- _WHAT THE EXERCISE ASKS_
Return every line in the entries below where the word "Please" shows up.

- _RECORDS PROVIDED_
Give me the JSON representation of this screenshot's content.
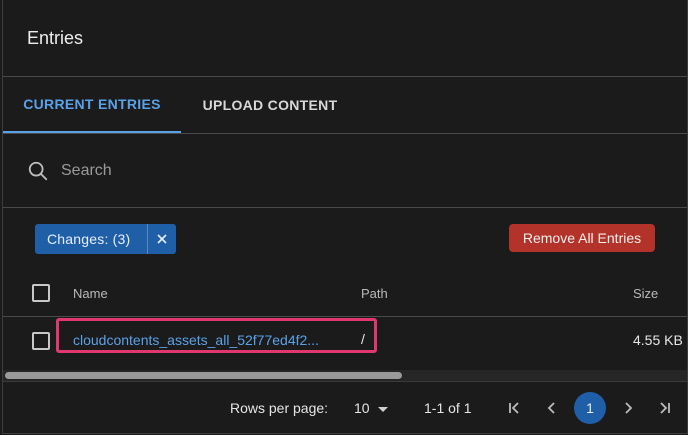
{
  "header": {
    "title": "Entries"
  },
  "tabs": [
    {
      "label": "CURRENT ENTRIES"
    },
    {
      "label": "UPLOAD CONTENT"
    }
  ],
  "search": {
    "placeholder": "Search"
  },
  "filters": {
    "changes_chip": "Changes: (3)",
    "remove_all_label": "Remove All Entries"
  },
  "table": {
    "columns": {
      "name": "Name",
      "path": "Path",
      "size": "Size"
    },
    "rows": [
      {
        "name": "cloudcontents_assets_all_52f77ed4f2...",
        "path": "/",
        "size": "4.55 KB"
      }
    ]
  },
  "pagination": {
    "rows_per_page_label": "Rows per page:",
    "rows_per_page_value": "10",
    "range": "1-1 of 1",
    "current_page": "1"
  },
  "colors": {
    "accent": "#5aa2e8",
    "chip": "#1f5fa8",
    "danger": "#b3322a",
    "highlight": "#e0386e"
  }
}
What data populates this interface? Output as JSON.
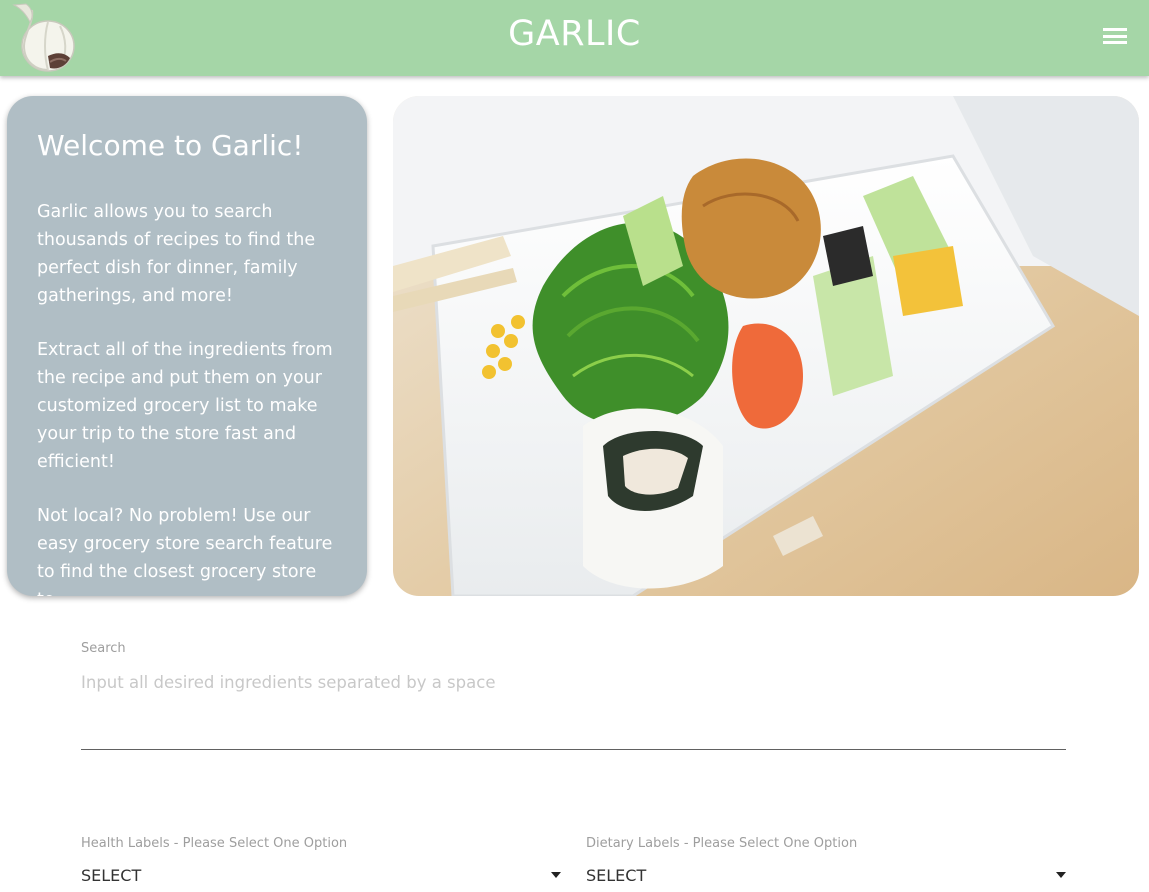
{
  "navbar": {
    "brand": "GARLIC",
    "logo_icon": "garlic-bulb-icon",
    "menu_icon": "hamburger-menu-icon",
    "background_color": "#a5d6a7"
  },
  "welcome": {
    "title": "Welcome to Garlic!",
    "paragraphs": [
      "Garlic allows you to search thousands of recipes to find the perfect dish for dinner, family gatherings, and more!",
      "Extract all of the ingredients from the recipe and put them on your customized grocery list to make your trip to the store fast and efficient!",
      "Not local? No problem! Use our easy grocery store search feature to find the closest grocery store to"
    ],
    "background_color": "#b0bec5"
  },
  "hero": {
    "image_description": "bento-box-food-image"
  },
  "search": {
    "label": "Search",
    "placeholder": "Input all desired ingredients separated by a space",
    "value": ""
  },
  "filters": {
    "health": {
      "label": "Health Labels - Please Select One Option",
      "selected": "SELECT"
    },
    "dietary": {
      "label": "Dietary Labels - Please Select One Option",
      "selected": "SELECT"
    }
  }
}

- _ANSWER_
      "label": "Health Labels - Please Select One Option",
      "label": "Dietary Labels - Please Select One Option",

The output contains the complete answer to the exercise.